• [What to produce]:
What is the number of lines in this data that contain the word "chevron"? Give the number alone.

Items from an interface collection
+-------+

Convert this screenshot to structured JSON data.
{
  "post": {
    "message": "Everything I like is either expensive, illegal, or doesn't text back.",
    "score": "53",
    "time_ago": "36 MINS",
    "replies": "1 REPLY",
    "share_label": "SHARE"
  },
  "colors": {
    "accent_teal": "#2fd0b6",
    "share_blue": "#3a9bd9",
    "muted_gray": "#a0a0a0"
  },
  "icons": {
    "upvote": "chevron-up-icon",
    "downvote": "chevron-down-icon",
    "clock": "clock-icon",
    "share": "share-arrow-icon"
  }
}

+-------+

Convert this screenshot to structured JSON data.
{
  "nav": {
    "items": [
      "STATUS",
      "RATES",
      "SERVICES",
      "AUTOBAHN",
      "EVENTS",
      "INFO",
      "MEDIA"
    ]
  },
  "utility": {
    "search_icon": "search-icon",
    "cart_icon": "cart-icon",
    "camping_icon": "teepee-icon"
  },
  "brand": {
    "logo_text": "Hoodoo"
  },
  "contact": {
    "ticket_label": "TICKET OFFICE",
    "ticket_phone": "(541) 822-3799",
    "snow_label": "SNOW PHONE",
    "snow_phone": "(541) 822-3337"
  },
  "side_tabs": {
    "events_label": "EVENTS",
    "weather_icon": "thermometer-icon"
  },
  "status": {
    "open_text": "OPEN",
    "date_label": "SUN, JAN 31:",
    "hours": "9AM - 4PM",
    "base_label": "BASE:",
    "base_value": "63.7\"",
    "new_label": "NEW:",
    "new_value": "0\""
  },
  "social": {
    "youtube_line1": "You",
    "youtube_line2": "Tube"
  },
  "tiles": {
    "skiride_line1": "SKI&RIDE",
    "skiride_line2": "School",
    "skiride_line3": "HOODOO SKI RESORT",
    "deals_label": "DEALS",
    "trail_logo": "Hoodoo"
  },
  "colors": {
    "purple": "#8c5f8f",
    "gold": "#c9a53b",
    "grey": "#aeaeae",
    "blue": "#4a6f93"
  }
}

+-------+

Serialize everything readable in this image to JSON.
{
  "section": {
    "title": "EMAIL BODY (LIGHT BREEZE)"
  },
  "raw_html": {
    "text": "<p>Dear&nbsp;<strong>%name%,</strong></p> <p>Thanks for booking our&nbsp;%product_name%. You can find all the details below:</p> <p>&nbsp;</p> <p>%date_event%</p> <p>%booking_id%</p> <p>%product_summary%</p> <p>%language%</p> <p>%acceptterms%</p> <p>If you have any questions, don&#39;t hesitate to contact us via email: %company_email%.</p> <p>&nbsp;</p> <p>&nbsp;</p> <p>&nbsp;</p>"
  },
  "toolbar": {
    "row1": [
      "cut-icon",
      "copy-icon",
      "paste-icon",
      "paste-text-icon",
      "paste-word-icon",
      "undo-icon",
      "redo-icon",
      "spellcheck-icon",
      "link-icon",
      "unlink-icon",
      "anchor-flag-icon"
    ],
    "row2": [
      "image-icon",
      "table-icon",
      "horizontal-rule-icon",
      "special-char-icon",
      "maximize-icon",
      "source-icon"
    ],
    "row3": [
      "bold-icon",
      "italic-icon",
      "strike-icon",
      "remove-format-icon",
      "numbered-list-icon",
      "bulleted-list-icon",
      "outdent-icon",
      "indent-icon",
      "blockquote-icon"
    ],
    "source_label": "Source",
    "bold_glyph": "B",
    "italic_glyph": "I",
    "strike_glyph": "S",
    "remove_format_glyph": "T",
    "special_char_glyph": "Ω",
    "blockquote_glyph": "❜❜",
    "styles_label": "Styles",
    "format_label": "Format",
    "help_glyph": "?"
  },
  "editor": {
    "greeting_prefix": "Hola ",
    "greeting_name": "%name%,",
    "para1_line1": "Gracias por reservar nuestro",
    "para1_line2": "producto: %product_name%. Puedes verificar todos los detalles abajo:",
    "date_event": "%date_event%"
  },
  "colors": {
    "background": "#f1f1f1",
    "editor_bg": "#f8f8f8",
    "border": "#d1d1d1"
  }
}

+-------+

• [Reply]:
2